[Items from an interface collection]
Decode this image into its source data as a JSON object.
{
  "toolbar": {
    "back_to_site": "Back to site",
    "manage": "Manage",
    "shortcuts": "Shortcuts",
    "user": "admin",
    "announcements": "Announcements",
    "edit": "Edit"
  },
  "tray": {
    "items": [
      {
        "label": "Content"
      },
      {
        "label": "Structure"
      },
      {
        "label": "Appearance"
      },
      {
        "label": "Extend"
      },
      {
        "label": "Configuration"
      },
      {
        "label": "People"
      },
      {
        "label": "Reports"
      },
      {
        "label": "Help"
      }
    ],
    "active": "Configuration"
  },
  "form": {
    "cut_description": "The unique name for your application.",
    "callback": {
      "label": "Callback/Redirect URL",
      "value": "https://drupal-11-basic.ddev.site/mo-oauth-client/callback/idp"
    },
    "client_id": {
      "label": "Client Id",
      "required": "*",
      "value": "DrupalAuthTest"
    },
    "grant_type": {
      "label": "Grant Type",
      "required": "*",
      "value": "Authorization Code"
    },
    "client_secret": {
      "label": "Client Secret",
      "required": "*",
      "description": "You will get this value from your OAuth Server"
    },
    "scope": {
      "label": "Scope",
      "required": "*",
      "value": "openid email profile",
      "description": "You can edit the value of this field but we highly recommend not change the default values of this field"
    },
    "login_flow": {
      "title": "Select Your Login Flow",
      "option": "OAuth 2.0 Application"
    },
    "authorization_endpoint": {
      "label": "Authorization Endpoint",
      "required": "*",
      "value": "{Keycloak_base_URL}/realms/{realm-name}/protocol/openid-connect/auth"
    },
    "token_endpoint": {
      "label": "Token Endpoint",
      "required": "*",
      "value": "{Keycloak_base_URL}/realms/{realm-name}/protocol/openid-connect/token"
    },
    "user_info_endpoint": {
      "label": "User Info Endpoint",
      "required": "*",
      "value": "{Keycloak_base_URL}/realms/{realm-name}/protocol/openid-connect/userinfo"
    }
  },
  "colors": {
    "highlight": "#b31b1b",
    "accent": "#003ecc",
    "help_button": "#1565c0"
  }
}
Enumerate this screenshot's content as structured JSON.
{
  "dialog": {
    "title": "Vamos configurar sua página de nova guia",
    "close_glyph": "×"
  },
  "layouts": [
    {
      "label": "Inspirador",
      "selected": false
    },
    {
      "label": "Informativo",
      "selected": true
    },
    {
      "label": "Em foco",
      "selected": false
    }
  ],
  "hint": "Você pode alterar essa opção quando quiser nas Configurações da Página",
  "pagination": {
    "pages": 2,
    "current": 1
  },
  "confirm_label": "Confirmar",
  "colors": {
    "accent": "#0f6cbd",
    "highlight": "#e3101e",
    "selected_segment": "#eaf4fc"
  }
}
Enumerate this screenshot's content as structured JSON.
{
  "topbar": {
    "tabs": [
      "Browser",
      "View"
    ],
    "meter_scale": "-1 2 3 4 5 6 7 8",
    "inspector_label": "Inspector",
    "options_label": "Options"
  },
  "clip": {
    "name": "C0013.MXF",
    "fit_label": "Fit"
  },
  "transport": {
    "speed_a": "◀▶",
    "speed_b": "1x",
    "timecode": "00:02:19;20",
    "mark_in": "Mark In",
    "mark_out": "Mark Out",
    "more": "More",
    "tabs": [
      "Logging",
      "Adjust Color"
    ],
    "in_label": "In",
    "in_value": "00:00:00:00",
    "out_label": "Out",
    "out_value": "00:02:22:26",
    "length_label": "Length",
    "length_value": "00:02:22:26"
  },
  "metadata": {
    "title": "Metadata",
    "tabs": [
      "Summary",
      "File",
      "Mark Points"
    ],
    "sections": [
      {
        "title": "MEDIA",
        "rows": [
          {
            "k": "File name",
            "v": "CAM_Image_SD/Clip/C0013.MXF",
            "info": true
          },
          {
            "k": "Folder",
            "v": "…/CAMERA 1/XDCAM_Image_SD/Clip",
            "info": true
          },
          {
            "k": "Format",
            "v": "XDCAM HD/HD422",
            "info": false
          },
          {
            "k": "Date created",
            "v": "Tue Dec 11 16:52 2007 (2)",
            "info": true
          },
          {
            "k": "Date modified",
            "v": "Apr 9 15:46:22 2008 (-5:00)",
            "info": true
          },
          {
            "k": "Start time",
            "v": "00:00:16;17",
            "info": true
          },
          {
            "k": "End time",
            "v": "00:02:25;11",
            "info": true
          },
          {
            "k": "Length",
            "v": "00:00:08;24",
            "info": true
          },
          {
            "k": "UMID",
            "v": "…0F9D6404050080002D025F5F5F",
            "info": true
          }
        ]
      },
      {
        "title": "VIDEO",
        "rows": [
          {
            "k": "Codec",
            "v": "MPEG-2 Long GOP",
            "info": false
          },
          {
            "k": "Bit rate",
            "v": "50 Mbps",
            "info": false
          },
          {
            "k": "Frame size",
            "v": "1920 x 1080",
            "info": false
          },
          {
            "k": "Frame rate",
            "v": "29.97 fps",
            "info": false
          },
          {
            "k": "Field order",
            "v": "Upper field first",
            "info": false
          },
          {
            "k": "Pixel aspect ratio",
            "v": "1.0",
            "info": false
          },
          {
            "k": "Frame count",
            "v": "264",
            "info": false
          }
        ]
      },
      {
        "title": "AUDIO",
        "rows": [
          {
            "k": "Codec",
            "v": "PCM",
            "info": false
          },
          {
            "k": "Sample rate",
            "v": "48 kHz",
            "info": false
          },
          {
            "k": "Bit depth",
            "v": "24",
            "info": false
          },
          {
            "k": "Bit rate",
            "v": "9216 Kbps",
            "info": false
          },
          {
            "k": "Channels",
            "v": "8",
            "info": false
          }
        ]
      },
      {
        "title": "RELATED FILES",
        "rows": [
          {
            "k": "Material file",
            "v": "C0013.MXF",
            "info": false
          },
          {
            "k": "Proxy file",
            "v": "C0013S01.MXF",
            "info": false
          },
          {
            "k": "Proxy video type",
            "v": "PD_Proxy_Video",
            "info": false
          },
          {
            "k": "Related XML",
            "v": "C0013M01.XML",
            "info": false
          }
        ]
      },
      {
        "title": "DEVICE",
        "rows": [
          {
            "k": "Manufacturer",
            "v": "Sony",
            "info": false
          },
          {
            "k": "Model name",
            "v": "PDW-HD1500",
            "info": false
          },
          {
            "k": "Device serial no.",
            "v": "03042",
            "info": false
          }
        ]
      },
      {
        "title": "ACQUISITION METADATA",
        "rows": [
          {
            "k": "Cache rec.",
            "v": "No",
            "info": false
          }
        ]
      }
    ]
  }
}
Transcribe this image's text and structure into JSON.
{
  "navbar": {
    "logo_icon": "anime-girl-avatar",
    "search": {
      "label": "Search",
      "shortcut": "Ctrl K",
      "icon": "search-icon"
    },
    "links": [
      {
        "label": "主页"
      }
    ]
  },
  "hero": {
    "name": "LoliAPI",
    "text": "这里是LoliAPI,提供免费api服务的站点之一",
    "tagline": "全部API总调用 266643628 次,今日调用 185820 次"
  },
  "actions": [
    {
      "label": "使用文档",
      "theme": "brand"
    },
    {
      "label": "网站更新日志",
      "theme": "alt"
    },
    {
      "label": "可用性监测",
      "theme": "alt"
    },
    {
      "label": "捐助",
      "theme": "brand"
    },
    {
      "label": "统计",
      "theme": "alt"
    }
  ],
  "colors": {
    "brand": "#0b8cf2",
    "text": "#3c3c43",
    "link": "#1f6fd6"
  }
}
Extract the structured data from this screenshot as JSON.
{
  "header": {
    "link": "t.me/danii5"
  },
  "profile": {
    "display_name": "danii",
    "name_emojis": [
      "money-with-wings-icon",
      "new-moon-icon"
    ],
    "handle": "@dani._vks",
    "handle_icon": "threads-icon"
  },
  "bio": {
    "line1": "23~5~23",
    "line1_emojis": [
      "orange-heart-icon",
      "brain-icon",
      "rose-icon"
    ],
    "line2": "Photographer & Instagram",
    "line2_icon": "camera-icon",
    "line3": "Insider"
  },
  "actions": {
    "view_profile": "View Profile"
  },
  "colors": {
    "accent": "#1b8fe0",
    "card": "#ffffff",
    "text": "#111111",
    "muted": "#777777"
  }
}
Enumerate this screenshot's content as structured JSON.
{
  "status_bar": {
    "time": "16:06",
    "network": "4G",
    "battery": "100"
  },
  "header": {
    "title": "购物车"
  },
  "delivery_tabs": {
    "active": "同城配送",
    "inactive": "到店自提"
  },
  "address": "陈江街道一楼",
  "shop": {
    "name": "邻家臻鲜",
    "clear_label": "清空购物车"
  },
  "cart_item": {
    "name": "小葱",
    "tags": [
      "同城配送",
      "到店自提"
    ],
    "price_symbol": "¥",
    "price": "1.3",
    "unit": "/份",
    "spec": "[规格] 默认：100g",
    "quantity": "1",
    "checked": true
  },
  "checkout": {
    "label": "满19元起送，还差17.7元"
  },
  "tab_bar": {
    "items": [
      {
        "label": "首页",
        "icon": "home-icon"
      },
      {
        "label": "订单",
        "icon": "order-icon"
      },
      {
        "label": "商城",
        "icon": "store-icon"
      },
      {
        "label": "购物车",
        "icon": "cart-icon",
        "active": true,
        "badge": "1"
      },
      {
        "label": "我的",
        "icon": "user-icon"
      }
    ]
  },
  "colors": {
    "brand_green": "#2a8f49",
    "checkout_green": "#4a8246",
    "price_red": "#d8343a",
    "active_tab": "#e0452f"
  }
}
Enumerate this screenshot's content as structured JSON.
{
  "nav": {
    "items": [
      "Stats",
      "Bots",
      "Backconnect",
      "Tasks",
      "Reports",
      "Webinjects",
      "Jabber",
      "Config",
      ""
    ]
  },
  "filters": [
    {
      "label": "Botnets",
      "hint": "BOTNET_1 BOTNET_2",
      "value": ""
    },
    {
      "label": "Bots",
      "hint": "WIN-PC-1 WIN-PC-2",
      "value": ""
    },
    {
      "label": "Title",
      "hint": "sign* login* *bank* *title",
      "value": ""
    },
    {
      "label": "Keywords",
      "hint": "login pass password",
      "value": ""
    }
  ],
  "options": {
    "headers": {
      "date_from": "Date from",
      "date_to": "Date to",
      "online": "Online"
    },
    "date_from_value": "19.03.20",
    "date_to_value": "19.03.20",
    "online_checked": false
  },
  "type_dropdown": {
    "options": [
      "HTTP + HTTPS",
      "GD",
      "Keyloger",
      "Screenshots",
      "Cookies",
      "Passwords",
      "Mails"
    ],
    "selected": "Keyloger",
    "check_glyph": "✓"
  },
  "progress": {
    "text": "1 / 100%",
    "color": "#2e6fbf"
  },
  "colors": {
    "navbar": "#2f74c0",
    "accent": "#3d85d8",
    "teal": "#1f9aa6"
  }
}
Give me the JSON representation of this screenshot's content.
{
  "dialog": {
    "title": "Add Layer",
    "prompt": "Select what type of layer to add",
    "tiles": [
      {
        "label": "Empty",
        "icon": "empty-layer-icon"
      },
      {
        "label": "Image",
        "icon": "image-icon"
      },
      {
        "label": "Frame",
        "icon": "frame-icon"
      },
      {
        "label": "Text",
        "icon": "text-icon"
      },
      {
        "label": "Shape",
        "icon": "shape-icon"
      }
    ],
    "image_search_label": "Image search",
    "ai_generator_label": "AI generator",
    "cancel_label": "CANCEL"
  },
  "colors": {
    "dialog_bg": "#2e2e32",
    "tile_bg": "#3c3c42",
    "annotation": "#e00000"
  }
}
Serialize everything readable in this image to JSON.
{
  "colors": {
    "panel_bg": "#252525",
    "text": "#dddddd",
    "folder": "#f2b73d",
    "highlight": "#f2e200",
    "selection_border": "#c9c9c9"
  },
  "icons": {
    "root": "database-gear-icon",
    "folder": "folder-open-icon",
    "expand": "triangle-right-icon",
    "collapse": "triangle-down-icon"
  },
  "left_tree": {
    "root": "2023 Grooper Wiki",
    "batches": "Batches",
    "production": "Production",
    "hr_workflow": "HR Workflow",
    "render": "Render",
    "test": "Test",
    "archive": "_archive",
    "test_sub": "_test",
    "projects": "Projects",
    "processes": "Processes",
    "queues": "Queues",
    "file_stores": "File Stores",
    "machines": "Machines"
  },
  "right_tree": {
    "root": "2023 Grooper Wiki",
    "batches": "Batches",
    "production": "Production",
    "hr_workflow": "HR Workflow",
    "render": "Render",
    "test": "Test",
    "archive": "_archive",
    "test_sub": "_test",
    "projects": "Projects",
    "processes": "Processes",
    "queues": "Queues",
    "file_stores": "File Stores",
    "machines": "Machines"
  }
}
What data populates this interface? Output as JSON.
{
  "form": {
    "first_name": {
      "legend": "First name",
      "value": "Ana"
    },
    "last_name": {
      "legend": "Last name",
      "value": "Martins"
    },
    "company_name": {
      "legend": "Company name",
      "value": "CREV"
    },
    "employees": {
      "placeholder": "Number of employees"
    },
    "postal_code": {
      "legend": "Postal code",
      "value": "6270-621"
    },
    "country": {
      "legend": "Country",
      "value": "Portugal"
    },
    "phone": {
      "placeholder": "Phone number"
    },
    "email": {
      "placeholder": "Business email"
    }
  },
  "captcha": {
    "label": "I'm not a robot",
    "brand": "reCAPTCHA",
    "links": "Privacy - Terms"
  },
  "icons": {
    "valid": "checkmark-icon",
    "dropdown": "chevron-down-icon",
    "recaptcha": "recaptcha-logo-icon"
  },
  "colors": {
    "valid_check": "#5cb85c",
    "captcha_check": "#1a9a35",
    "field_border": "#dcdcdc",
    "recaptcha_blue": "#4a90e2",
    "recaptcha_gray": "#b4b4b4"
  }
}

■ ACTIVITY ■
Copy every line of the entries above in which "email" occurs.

■ ANSWER TO THIS PROBLEM ■
      "value": "openid email profile",
    "email": {
      "placeholder": "Business email"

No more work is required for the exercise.